The sixth book in The Adventures of Archibald and Jockabeb series finds the two brothers and their younger sister travelling to New York City to spend a long weekend with their aunt. After finishing a wonderful dinner at Sardi's the first night, the boys become separated from Tess and Aunt Claire in nearby Times Square. Events quickly take a menacing turn when a mysterious person from the past suddenly appears with two henchmen in tow. Frantically trying to escape, Archibald has no idea what he'll find when he leads Jockabeb down the stairs into a nearby subway station-and what the boys do find launches one their strangest and most electrifying adventures to date. A beautiful young girl named Willow, a one-armed man called Meatloaf, and a dangerous gang leader who goes by the name of Shabazz are just a few of the characters who the boys meet in the abandoned subway tunnels far below the streets of Manhattan. As Archibald and Jockabeb try to make their way safely back to Aunt Claire, they only move closer to a final confrontation with their pursuers, both human and non-human alike. The reader will learn interesting facts about America's largest city while once again watching the teenage brothers' personalities evolve. As in all the previous books, the forces of good and evil are pitted against one another-this time, above and below the streets of "The Big Apple!"
About the Author

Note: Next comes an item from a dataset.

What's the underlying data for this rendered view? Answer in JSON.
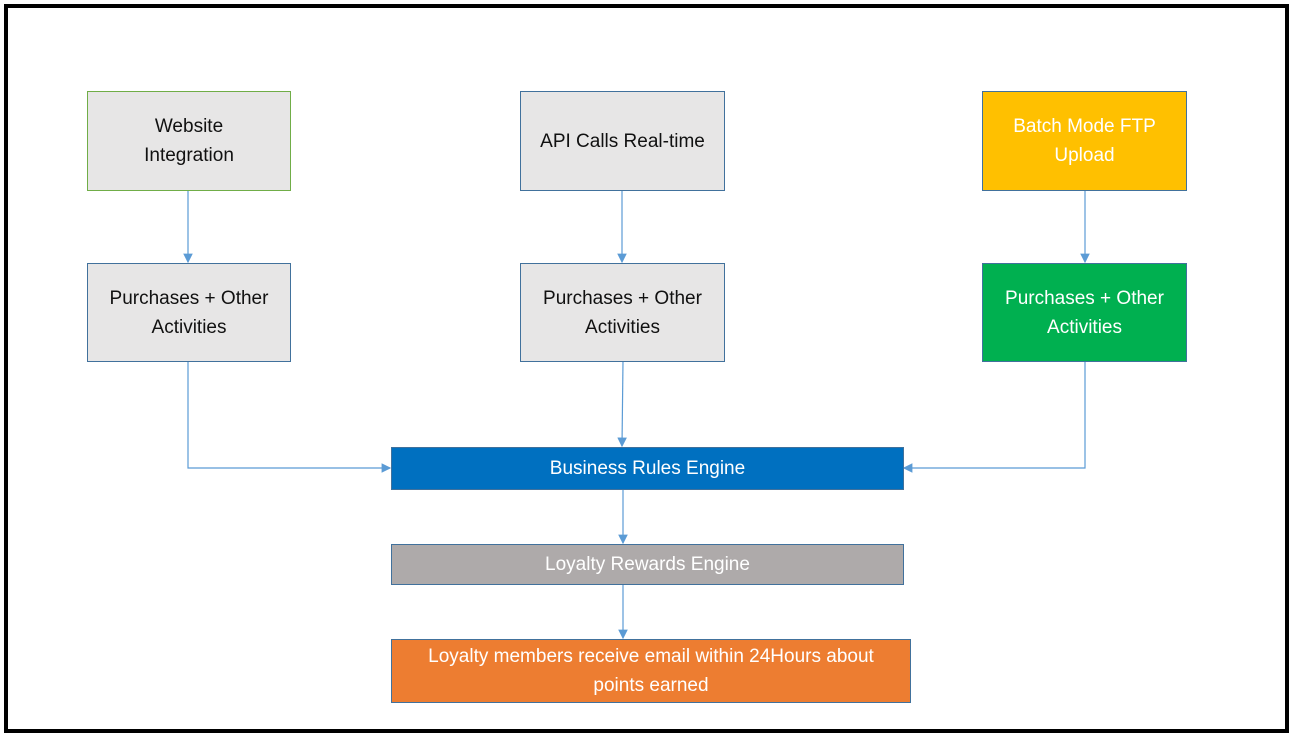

When Art Collins retired as a highly successful chairman and CEO of a Fortune 500 company, he didn’t write the book on leadership that many expected. Instead, he decided that penning children’s stories would be far more interesting. Borrowing two characters, Archibald and Jockabeb, from tales told by his father many years before, and drawing up his own rich imagination, Art introduces the two young brothers to an incredible cast of characters – some human, some otherworldly – in locations that range from the mysterious forest behind the boys’ house to the lush and exotic Amazon. Collins honed his stories by running them past his target audience; fourth-graders taught by his brother Geoffrey Collins, who allowed his classes to be used as a focus group over several years. Art currently divides his time between Chicago and the Vail Valley in Colorado.